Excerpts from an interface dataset
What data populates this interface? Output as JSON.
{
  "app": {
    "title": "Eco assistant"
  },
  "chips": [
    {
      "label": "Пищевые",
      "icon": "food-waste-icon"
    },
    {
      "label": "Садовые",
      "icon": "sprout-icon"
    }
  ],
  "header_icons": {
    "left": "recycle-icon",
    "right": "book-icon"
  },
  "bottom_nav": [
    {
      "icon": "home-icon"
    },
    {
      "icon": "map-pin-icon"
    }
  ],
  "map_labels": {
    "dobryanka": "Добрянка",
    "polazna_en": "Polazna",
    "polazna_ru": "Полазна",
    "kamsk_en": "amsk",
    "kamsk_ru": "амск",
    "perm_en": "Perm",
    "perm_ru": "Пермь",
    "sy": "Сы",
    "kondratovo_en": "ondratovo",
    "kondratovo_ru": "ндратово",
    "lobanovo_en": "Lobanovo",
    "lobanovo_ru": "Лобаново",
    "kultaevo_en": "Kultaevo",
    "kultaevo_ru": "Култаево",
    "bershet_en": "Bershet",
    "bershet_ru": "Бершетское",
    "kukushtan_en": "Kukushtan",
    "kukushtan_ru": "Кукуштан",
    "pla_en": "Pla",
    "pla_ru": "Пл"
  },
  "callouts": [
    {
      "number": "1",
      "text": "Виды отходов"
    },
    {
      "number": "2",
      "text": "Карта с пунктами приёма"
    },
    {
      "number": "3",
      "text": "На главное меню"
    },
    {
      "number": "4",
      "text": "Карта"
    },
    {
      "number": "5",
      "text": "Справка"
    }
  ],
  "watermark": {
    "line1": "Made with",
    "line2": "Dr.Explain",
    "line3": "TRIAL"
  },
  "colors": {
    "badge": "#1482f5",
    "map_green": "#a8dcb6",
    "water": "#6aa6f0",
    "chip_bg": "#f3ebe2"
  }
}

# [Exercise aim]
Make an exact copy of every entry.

# [Solution for this exercise]
What data populates this interface? Output as JSON.
{
  "app": {
    "title": "Eco assistant"
  },
  "chips": [
    {
      "label": "Пищевые",
      "icon": "food-waste-icon"
    },
    {
      "label": "Садовые",
      "icon": "sprout-icon"
    }
  ],
  "header_icons": {
    "left": "recycle-icon",
    "right": "book-icon"
  },
  "bottom_nav": [
    {
      "icon": "home-icon"
    },
    {
      "icon": "map-pin-icon"
    }
  ],
  "map_labels": {
    "dobryanka": "Добрянка",
    "polazna_en": "Polazna",
    "polazna_ru": "Полазна",
    "kamsk_en": "amsk",
    "kamsk_ru": "амск",
    "perm_en": "Perm",
    "perm_ru": "Пермь",
    "sy": "Сы",
    "kondratovo_en": "ondratovo",
    "kondratovo_ru": "ндратово",
    "lobanovo_en": "Lobanovo",
    "lobanovo_ru": "Лобаново",
    "kultaevo_en": "Kultaevo",
    "kultaevo_ru": "Култаево",
    "bershet_en": "Bershet",
    "bershet_ru": "Бершетское",
    "kukushtan_en": "Kukushtan",
    "kukushtan_ru": "Кукуштан",
    "pla_en": "Pla",
    "pla_ru": "Пл"
  },
  "callouts": [
    {
      "number": "1",
      "text": "Виды отходов"
    },
    {
      "number": "2",
      "text": "Карта с пунктами приёма"
    },
    {
      "number": "3",
      "text": "На главное меню"
    },
    {
      "number": "4",
      "text": "Карта"
    },
    {
      "number": "5",
      "text": "Справка"
    }
  ],
  "watermark": {
    "line1": "Made with",
    "line2": "Dr.Explain",
    "line3": "TRIAL"
  },
  "colors": {
    "badge": "#1482f5",
    "map_green": "#a8dcb6",
    "water": "#6aa6f0",
    "chip_bg": "#f3ebe2"
  }
}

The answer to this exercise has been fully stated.